Exercise instructions: Pictures are not part of the answer. Write out exactly the lines from the one containing "Extract the structured" through the end of the material below.

Data:
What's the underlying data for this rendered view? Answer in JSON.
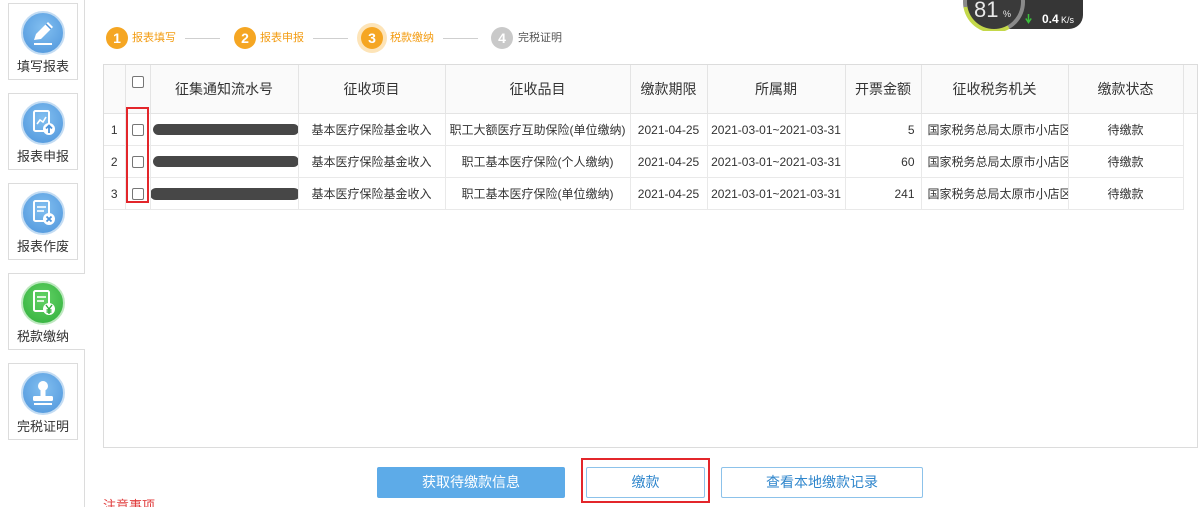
{
  "sidebar": {
    "items": [
      {
        "label": "填写报表",
        "icon": "pencil-icon",
        "active": false
      },
      {
        "label": "报表申报",
        "icon": "report-upload-icon",
        "active": false
      },
      {
        "label": "报表作废",
        "icon": "report-void-icon",
        "active": false
      },
      {
        "label": "税款缴纳",
        "icon": "tax-payment-icon",
        "active": true
      },
      {
        "label": "完税证明",
        "icon": "stamp-icon",
        "active": false
      }
    ]
  },
  "steps": [
    {
      "number": "1",
      "label": "报表填写",
      "completed": true,
      "current": false
    },
    {
      "number": "2",
      "label": "报表申报",
      "completed": true,
      "current": false
    },
    {
      "number": "3",
      "label": "税款缴纳",
      "completed": false,
      "current": true
    },
    {
      "number": "4",
      "label": "完税证明",
      "completed": false,
      "current": false
    }
  ],
  "table": {
    "select_all_checked": false,
    "headers": [
      "征集通知流水号",
      "征收项目",
      "征收品目",
      "缴款期限",
      "所属期",
      "开票金额",
      "征收税务机关",
      "缴款状态"
    ],
    "rows": [
      {
        "index": "1",
        "checked": false,
        "serial_redacted": true,
        "item": "基本医疗保险基金收入",
        "subitem": "职工大额医疗互助保险(单位缴纳)",
        "deadline": "2021-04-25",
        "period": "2021-03-01~2021-03-31",
        "amount": "5",
        "authority": "国家税务总局太原市小店区税",
        "status": "待缴款"
      },
      {
        "index": "2",
        "checked": false,
        "serial_redacted": true,
        "item": "基本医疗保险基金收入",
        "subitem": "职工基本医疗保险(个人缴纳)",
        "deadline": "2021-04-25",
        "period": "2021-03-01~2021-03-31",
        "amount": "60",
        "authority": "国家税务总局太原市小店区税",
        "status": "待缴款"
      },
      {
        "index": "3",
        "checked": false,
        "serial_redacted": true,
        "item": "基本医疗保险基金收入",
        "subitem": "职工基本医疗保险(单位缴纳)",
        "deadline": "2021-04-25",
        "period": "2021-03-01~2021-03-31",
        "amount": "241",
        "authority": "国家税务总局太原市小店区税",
        "status": "待缴款"
      }
    ]
  },
  "actions": {
    "fetch_label": "获取待缴款信息",
    "pay_label": "缴款",
    "history_label": "查看本地缴款记录"
  },
  "notice": {
    "title": "注意事项"
  },
  "speed_widget": {
    "percent": "81",
    "percent_sign": "%",
    "icon": "download-arrow-icon",
    "speed": "0.4",
    "unit": "K/s"
  },
  "colors": {
    "accent_blue": "#5dabe8",
    "step_orange": "#f5a623",
    "active_green": "#2fae3a",
    "highlight_red": "#e3262b",
    "pending_gray": "#c9c9c9"
  }
}
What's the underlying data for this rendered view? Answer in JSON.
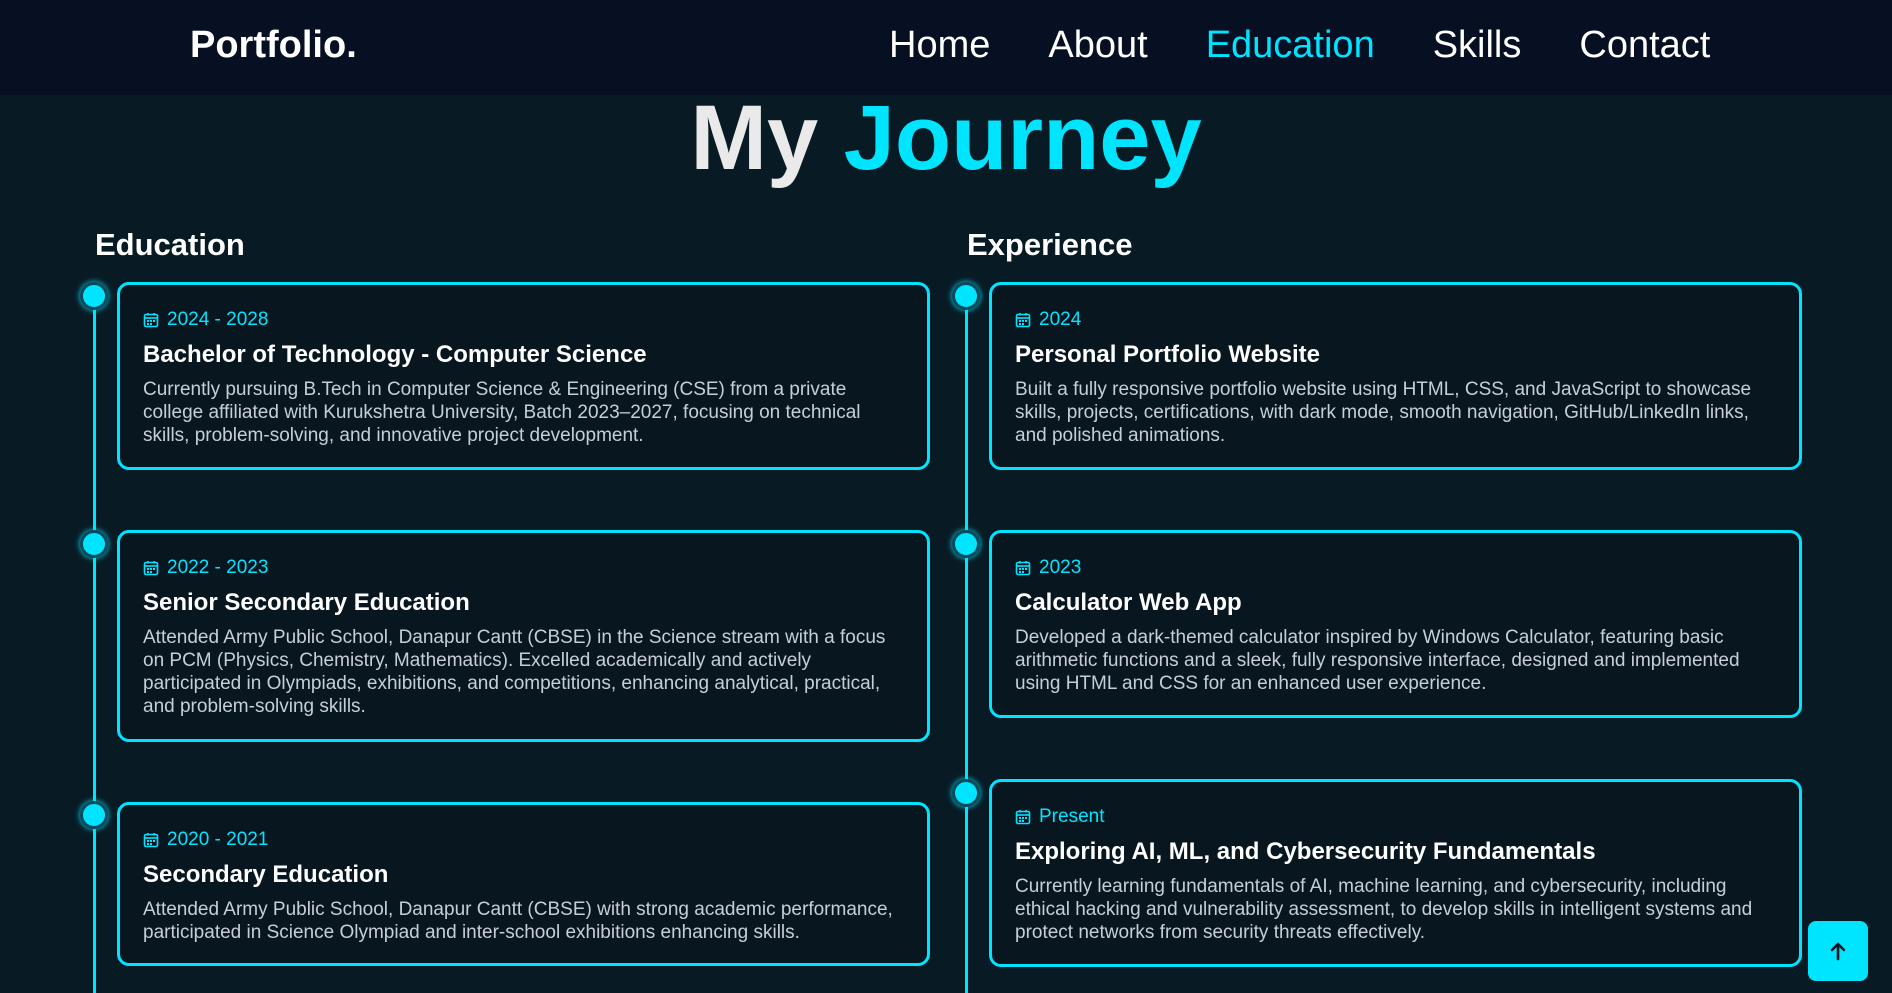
{
  "nav": {
    "logo": "Portfolio.",
    "links": [
      "Home",
      "About",
      "Education",
      "Skills",
      "Contact"
    ],
    "active": "Education"
  },
  "title": {
    "part1": "My",
    "part2": "Journey"
  },
  "education": {
    "heading": "Education",
    "items": [
      {
        "date": "2024 - 2028",
        "title": "Bachelor of Technology - Computer Science",
        "desc": "Currently pursuing B.Tech in Computer Science & Engineering (CSE) from a private college affiliated with Kurukshetra University, Batch 2023–2027, focusing on technical skills, problem-solving, and innovative project development."
      },
      {
        "date": "2022 - 2023",
        "title": "Senior Secondary Education",
        "desc": "Attended Army Public School, Danapur Cantt (CBSE) in the Science stream with a focus on PCM (Physics, Chemistry, Mathematics). Excelled academically and actively participated in Olympiads, exhibitions, and competitions, enhancing analytical, practical, and problem-solving skills."
      },
      {
        "date": "2020 - 2021",
        "title": "Secondary Education",
        "desc": "Attended Army Public School, Danapur Cantt (CBSE) with strong academic performance, participated in Science Olympiad and inter-school exhibitions enhancing skills."
      }
    ]
  },
  "experience": {
    "heading": "Experience",
    "items": [
      {
        "date": "2024",
        "title": "Personal Portfolio Website",
        "desc": "Built a fully responsive portfolio website using HTML, CSS, and JavaScript to showcase skills, projects, certifications, with dark mode, smooth navigation, GitHub/LinkedIn links, and polished animations."
      },
      {
        "date": "2023",
        "title": "Calculator Web App",
        "desc": "Developed a dark-themed calculator inspired by Windows Calculator, featuring basic arithmetic functions and a sleek, fully responsive interface, designed and implemented using HTML and CSS for an enhanced user experience."
      },
      {
        "date": "Present",
        "title": "Exploring AI, ML, and Cybersecurity Fundamentals",
        "desc": "Currently learning fundamentals of AI, machine learning, and cybersecurity, including ethical hacking and vulnerability assessment, to develop skills in intelligent systems and protect networks from security threats effectively."
      }
    ]
  },
  "icons": {
    "date": "calendar-icon",
    "scroll_top": "arrow-up-icon"
  },
  "colors": {
    "accent": "#00e5ff",
    "background": "#081b25",
    "navbar": "#070f23"
  }
}
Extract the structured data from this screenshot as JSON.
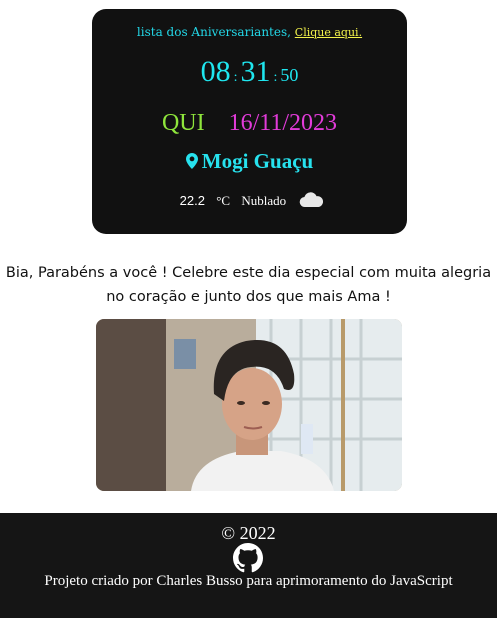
{
  "header": {
    "aniversariantes_text": "lista dos Aniversariantes,",
    "link_text": "Clique aqui."
  },
  "clock": {
    "hours": "08",
    "separator": ":",
    "minutes": "31",
    "seconds": "50"
  },
  "date": {
    "day_of_week": "QUI",
    "date": "16/11/2023"
  },
  "location": {
    "city": "Mogi Guaçu"
  },
  "weather": {
    "temperature": "22.2",
    "unit": "°C",
    "condition": "Nublado",
    "icon": "cloud-icon"
  },
  "message": {
    "line1": "Bia, Parabéns a você ! Celebre este dia especial com muita alegria",
    "line2": "no coração e junto dos que mais Ama !"
  },
  "footer": {
    "copyright": "© 2022",
    "credit": "Projeto criado por Charles Busso para aprimoramento do JavaScript",
    "icon": "github-icon"
  },
  "colors": {
    "card_bg": "#111111",
    "clock": "#1fe6ef",
    "day_of_week": "#8fe63c",
    "date": "#e23bd9",
    "city": "#27e2ee",
    "link": "#f3f34a",
    "footer_bg": "#151515"
  }
}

Exercise result:
Extract the structured data from this screenshot as JSON.
{
  "header": {
    "aniversariantes_text": "lista dos Aniversariantes,",
    "link_text": "Clique aqui."
  },
  "clock": {
    "hours": "08",
    "separator": ":",
    "minutes": "31",
    "seconds": "50"
  },
  "date": {
    "day_of_week": "QUI",
    "date": "16/11/2023"
  },
  "location": {
    "city": "Mogi Guaçu"
  },
  "weather": {
    "temperature": "22.2",
    "unit": "°C",
    "condition": "Nublado",
    "icon": "cloud-icon"
  },
  "message": {
    "line1": "Bia, Parabéns a você ! Celebre este dia especial com muita alegria",
    "line2": "no coração e junto dos que mais Ama !"
  },
  "footer": {
    "copyright": "© 2022",
    "credit": "Projeto criado por Charles Busso para aprimoramento do JavaScript",
    "icon": "github-icon"
  },
  "colors": {
    "card_bg": "#111111",
    "clock": "#1fe6ef",
    "day_of_week": "#8fe63c",
    "date": "#e23bd9",
    "city": "#27e2ee",
    "link": "#f3f34a",
    "footer_bg": "#151515"
  }
}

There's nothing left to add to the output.